Records:
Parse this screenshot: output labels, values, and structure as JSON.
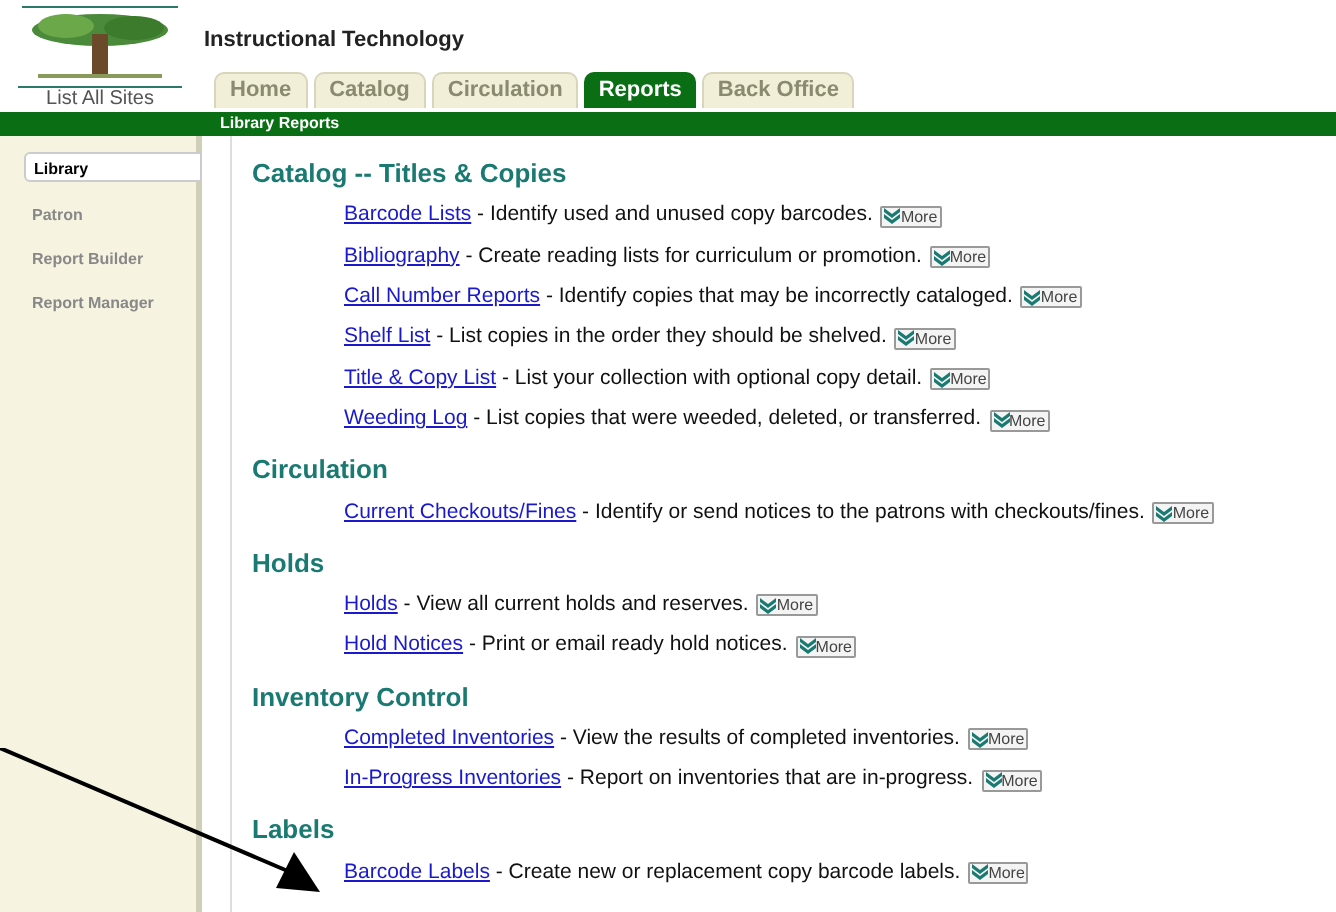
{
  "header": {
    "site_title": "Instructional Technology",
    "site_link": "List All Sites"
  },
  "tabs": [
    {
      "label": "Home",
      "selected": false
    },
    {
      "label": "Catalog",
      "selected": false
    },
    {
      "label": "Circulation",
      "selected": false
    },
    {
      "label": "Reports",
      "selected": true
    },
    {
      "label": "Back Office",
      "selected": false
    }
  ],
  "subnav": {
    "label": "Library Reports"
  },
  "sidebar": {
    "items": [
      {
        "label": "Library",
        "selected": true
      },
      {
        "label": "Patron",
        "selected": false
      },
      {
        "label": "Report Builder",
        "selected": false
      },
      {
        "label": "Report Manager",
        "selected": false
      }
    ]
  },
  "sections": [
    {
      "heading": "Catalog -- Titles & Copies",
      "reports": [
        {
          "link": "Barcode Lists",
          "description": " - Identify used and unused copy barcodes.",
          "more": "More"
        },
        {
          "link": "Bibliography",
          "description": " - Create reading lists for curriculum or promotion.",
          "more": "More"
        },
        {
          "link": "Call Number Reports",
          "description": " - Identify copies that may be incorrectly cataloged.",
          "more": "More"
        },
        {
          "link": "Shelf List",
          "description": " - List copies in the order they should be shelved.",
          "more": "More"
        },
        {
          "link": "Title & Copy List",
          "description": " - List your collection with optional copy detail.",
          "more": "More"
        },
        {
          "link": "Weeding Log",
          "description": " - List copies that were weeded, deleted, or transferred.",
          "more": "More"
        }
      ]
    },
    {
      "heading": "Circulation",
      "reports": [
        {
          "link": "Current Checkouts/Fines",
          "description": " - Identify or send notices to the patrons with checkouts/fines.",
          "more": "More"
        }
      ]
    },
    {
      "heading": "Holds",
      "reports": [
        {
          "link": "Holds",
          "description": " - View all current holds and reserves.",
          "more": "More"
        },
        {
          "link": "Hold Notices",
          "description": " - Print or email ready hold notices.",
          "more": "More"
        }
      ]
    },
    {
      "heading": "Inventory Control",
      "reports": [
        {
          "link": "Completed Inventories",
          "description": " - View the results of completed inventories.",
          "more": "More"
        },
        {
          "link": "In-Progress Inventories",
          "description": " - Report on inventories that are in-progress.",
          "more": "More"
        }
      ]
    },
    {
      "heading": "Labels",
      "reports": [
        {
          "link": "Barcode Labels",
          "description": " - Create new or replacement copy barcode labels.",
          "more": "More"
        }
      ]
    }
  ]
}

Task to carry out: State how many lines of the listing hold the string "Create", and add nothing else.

Output of the exercise: 2